*** Opening of Information ***

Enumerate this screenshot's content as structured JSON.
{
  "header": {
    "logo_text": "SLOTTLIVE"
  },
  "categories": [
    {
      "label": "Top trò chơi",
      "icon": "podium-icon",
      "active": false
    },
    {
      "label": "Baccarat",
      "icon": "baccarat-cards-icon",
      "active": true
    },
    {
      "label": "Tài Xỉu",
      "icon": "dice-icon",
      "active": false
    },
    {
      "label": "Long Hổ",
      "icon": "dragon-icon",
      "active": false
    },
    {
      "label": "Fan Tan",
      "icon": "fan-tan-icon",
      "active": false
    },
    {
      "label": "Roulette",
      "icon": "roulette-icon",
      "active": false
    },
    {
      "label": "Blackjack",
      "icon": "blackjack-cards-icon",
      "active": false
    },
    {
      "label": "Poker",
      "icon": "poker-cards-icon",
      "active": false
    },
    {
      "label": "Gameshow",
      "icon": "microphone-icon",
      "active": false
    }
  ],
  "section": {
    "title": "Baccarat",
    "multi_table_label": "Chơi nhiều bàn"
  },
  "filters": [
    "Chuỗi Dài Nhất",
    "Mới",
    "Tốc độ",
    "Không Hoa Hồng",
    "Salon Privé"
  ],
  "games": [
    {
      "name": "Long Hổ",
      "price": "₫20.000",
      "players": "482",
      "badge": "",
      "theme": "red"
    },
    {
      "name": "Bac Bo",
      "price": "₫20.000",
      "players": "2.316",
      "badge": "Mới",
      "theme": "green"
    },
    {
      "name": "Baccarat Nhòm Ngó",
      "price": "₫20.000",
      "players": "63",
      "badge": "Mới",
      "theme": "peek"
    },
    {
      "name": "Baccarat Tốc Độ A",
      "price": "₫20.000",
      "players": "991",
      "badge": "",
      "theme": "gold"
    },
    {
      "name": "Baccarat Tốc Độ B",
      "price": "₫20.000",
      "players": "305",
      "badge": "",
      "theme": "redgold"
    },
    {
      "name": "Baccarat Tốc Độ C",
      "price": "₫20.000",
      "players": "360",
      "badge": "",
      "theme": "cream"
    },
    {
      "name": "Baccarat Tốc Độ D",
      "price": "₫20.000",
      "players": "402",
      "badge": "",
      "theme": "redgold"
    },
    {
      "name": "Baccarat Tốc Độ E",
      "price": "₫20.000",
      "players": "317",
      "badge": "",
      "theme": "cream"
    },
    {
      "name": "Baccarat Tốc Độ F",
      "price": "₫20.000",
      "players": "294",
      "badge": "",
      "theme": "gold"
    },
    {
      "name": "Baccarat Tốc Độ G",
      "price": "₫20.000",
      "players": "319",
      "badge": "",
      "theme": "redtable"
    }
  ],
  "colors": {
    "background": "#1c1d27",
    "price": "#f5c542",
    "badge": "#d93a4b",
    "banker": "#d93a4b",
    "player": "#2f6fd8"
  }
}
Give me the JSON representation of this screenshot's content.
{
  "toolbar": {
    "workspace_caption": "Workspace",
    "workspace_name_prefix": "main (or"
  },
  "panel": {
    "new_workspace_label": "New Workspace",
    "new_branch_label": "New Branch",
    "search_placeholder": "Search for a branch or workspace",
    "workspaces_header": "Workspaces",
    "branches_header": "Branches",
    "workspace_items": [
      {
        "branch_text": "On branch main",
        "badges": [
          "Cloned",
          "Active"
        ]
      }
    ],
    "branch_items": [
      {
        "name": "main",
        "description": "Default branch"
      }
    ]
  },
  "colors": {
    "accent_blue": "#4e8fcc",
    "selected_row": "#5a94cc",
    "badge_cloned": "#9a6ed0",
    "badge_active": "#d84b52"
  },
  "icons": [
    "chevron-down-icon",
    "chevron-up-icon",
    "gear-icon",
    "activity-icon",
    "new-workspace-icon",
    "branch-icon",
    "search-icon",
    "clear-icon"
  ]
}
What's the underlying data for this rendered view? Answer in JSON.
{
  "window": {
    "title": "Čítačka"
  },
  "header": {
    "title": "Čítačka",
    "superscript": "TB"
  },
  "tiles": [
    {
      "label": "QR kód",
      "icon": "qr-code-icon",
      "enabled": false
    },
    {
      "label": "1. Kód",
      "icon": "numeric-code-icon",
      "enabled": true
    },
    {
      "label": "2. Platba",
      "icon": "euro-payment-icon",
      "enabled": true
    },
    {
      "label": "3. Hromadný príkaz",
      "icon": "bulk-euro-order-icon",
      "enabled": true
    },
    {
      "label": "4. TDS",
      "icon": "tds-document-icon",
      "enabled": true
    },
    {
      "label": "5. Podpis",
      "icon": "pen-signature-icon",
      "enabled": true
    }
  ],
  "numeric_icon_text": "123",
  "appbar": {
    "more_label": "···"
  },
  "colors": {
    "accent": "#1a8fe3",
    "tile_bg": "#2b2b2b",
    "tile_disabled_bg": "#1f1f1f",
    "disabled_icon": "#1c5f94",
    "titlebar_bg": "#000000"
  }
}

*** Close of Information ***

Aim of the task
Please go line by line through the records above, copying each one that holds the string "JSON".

Result of the task
Enumerate this screenshot's content as structured JSON.
Give me the JSON representation of this screenshot's content.
What's the underlying data for this rendered view? Answer in JSON.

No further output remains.